[Records from a data collection]
________________________________________

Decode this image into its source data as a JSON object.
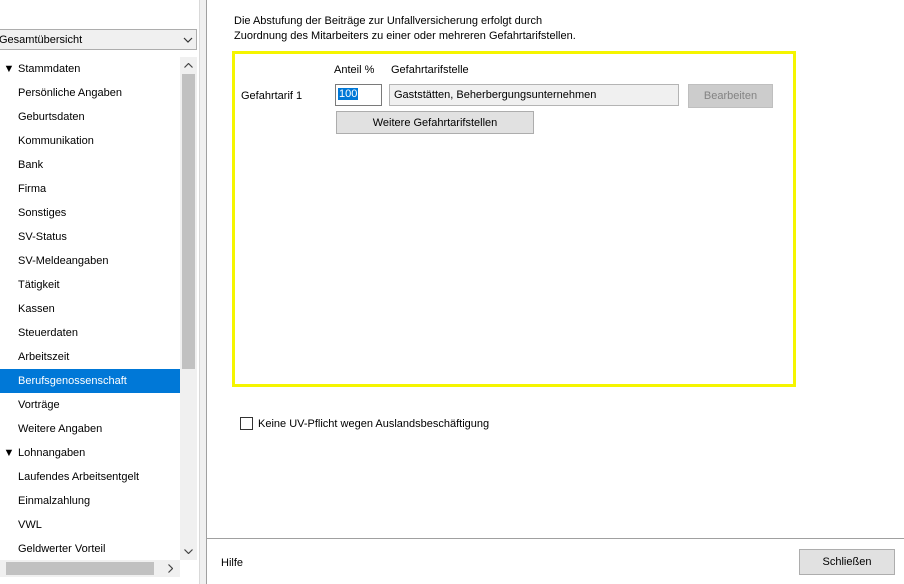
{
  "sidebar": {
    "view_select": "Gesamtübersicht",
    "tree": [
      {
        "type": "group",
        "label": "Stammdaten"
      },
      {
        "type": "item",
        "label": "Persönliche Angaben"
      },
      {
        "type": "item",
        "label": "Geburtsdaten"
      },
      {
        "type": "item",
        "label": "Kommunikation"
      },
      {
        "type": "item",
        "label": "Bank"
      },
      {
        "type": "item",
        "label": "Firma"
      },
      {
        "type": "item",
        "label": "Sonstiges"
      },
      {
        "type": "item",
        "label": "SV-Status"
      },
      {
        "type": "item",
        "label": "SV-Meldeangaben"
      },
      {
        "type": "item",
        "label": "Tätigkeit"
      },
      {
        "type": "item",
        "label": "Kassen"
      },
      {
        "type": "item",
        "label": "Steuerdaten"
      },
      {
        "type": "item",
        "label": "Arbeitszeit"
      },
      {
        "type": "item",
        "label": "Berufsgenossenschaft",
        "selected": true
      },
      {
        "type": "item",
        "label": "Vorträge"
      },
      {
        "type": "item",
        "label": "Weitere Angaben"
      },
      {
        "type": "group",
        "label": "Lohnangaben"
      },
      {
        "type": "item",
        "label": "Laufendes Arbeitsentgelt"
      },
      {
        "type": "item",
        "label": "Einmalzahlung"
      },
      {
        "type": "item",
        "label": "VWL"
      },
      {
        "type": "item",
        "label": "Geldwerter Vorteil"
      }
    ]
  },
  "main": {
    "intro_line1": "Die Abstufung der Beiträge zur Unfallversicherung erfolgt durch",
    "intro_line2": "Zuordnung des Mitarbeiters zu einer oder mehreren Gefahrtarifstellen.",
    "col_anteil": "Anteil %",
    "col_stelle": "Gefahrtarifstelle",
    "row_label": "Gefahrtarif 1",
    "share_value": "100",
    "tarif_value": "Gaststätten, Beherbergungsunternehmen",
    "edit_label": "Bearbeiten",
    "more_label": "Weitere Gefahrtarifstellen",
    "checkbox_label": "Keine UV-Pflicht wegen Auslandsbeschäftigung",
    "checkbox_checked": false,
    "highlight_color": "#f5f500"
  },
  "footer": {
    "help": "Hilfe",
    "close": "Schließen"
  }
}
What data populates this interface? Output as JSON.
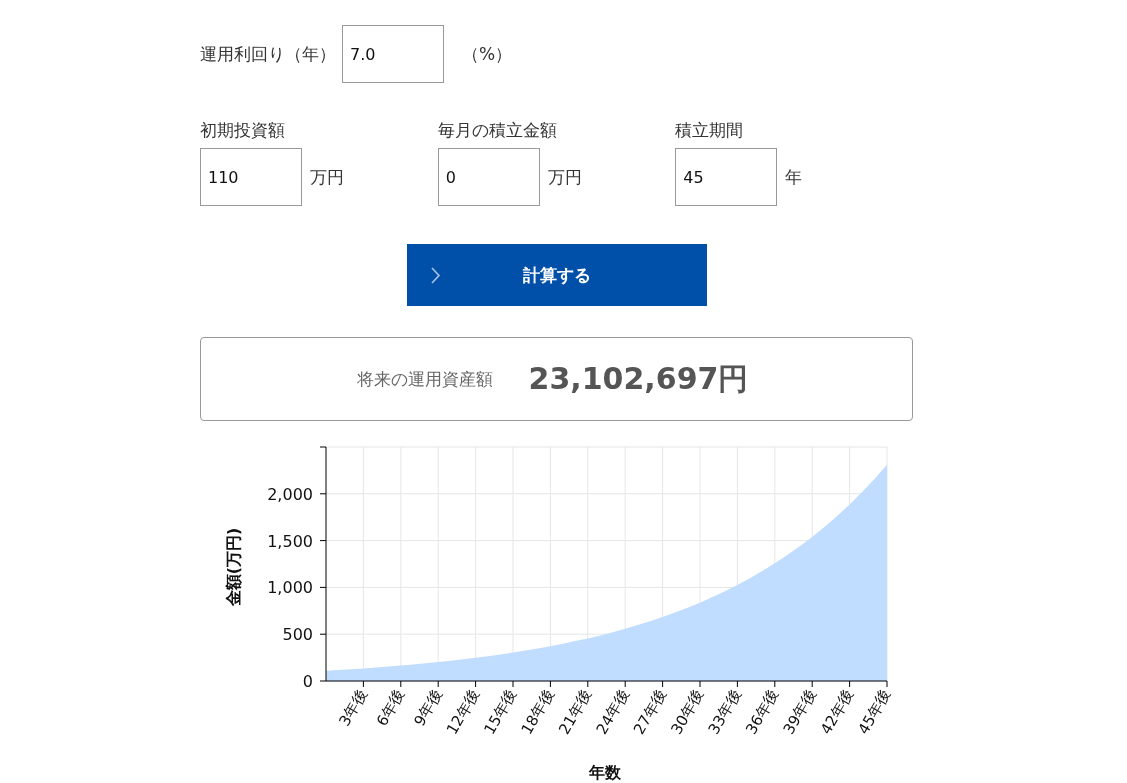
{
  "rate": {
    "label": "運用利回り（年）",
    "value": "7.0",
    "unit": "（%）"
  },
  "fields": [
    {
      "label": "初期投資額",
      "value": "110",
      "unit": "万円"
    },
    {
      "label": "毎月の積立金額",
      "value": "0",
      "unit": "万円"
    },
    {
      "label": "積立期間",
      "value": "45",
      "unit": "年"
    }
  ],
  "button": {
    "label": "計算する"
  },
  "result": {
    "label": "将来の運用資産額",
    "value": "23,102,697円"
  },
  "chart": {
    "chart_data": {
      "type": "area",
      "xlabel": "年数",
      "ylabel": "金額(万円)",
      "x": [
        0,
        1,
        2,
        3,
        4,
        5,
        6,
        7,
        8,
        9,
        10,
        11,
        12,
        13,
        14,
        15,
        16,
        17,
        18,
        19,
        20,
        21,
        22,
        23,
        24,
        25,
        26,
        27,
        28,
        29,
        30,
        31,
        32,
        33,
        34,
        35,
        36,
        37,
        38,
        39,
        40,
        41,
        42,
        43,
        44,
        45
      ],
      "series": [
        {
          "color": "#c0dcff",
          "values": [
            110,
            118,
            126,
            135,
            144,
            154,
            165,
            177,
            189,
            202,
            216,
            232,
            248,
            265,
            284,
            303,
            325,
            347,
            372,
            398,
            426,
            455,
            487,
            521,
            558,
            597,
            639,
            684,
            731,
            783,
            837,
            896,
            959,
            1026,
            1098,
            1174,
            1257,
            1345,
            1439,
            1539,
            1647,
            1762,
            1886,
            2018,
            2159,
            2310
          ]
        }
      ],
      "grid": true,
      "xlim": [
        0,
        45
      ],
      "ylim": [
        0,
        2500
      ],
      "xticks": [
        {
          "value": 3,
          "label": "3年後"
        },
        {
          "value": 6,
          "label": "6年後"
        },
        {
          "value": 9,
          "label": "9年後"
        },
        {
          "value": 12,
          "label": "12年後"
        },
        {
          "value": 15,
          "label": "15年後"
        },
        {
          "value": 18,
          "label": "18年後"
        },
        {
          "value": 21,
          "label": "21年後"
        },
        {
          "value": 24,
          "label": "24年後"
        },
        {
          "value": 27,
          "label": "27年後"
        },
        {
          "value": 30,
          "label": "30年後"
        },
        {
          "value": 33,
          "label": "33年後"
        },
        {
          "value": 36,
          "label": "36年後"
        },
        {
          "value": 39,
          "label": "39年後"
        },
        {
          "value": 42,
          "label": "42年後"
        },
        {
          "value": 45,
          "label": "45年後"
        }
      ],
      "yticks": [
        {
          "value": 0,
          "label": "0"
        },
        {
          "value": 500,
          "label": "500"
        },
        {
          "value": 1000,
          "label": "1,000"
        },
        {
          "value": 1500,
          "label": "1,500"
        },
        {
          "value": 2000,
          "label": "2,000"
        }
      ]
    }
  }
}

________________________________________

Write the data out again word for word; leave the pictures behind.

Decode this image into its source data as a JSON object.
{
  "sidebar": {
    "view_select": "Gesamtübersicht",
    "tree": [
      {
        "type": "group",
        "label": "Stammdaten"
      },
      {
        "type": "item",
        "label": "Persönliche Angaben"
      },
      {
        "type": "item",
        "label": "Geburtsdaten"
      },
      {
        "type": "item",
        "label": "Kommunikation"
      },
      {
        "type": "item",
        "label": "Bank"
      },
      {
        "type": "item",
        "label": "Firma"
      },
      {
        "type": "item",
        "label": "Sonstiges"
      },
      {
        "type": "item",
        "label": "SV-Status"
      },
      {
        "type": "item",
        "label": "SV-Meldeangaben"
      },
      {
        "type": "item",
        "label": "Tätigkeit"
      },
      {
        "type": "item",
        "label": "Kassen"
      },
      {
        "type": "item",
        "label": "Steuerdaten"
      },
      {
        "type": "item",
        "label": "Arbeitszeit"
      },
      {
        "type": "item",
        "label": "Berufsgenossenschaft",
        "selected": true
      },
      {
        "type": "item",
        "label": "Vorträge"
      },
      {
        "type": "item",
        "label": "Weitere Angaben"
      },
      {
        "type": "group",
        "label": "Lohnangaben"
      },
      {
        "type": "item",
        "label": "Laufendes Arbeitsentgelt"
      },
      {
        "type": "item",
        "label": "Einmalzahlung"
      },
      {
        "type": "item",
        "label": "VWL"
      },
      {
        "type": "item",
        "label": "Geldwerter Vorteil"
      }
    ]
  },
  "main": {
    "intro_line1": "Die Abstufung der Beiträge zur Unfallversicherung erfolgt durch",
    "intro_line2": "Zuordnung des Mitarbeiters zu einer oder mehreren Gefahrtarifstellen.",
    "col_anteil": "Anteil %",
    "col_stelle": "Gefahrtarifstelle",
    "row_label": "Gefahrtarif 1",
    "share_value": "100",
    "tarif_value": "Gaststätten, Beherbergungsunternehmen",
    "edit_label": "Bearbeiten",
    "more_label": "Weitere Gefahrtarifstellen",
    "checkbox_label": "Keine UV-Pflicht wegen Auslandsbeschäftigung",
    "checkbox_checked": false,
    "highlight_color": "#f5f500"
  },
  "footer": {
    "help": "Hilfe",
    "close": "Schließen"
  }
}
What data populates this interface? Output as JSON.
{
  "rate": {
    "label": "運用利回り（年）",
    "value": "7.0",
    "unit": "（%）"
  },
  "fields": [
    {
      "label": "初期投資額",
      "value": "110",
      "unit": "万円"
    },
    {
      "label": "毎月の積立金額",
      "value": "0",
      "unit": "万円"
    },
    {
      "label": "積立期間",
      "value": "45",
      "unit": "年"
    }
  ],
  "button": {
    "label": "計算する"
  },
  "result": {
    "label": "将来の運用資産額",
    "value": "23,102,697円"
  },
  "chart": {
    "chart_data": {
      "type": "area",
      "xlabel": "年数",
      "ylabel": "金額(万円)",
      "x": [
        0,
        1,
        2,
        3,
        4,
        5,
        6,
        7,
        8,
        9,
        10,
        11,
        12,
        13,
        14,
        15,
        16,
        17,
        18,
        19,
        20,
        21,
        22,
        23,
        24,
        25,
        26,
        27,
        28,
        29,
        30,
        31,
        32,
        33,
        34,
        35,
        36,
        37,
        38,
        39,
        40,
        41,
        42,
        43,
        44,
        45
      ],
      "series": [
        {
          "color": "#c0dcff",
          "values": [
            110,
            118,
            126,
            135,
            144,
            154,
            165,
            177,
            189,
            202,
            216,
            232,
            248,
            265,
            284,
            303,
            325,
            347,
            372,
            398,
            426,
            455,
            487,
            521,
            558,
            597,
            639,
            684,
            731,
            783,
            837,
            896,
            959,
            1026,
            1098,
            1174,
            1257,
            1345,
            1439,
            1539,
            1647,
            1762,
            1886,
            2018,
            2159,
            2310
          ]
        }
      ],
      "grid": true,
      "xlim": [
        0,
        45
      ],
      "ylim": [
        0,
        2500
      ],
      "xticks": [
        {
          "value": 3,
          "label": "3年後"
        },
        {
          "value": 6,
          "label": "6年後"
        },
        {
          "value": 9,
          "label": "9年後"
        },
        {
          "value": 12,
          "label": "12年後"
        },
        {
          "value": 15,
          "label": "15年後"
        },
        {
          "value": 18,
          "label": "18年後"
        },
        {
          "value": 21,
          "label": "21年後"
        },
        {
          "value": 24,
          "label": "24年後"
        },
        {
          "value": 27,
          "label": "27年後"
        },
        {
          "value": 30,
          "label": "30年後"
        },
        {
          "value": 33,
          "label": "33年後"
        },
        {
          "value": 36,
          "label": "36年後"
        },
        {
          "value": 39,
          "label": "39年後"
        },
        {
          "value": 42,
          "label": "42年後"
        },
        {
          "value": 45,
          "label": "45年後"
        }
      ],
      "yticks": [
        {
          "value": 0,
          "label": "0"
        },
        {
          "value": 500,
          "label": "500"
        },
        {
          "value": 1000,
          "label": "1,000"
        },
        {
          "value": 1500,
          "label": "1,500"
        },
        {
          "value": 2000,
          "label": "2,000"
        }
      ]
    }
  }
}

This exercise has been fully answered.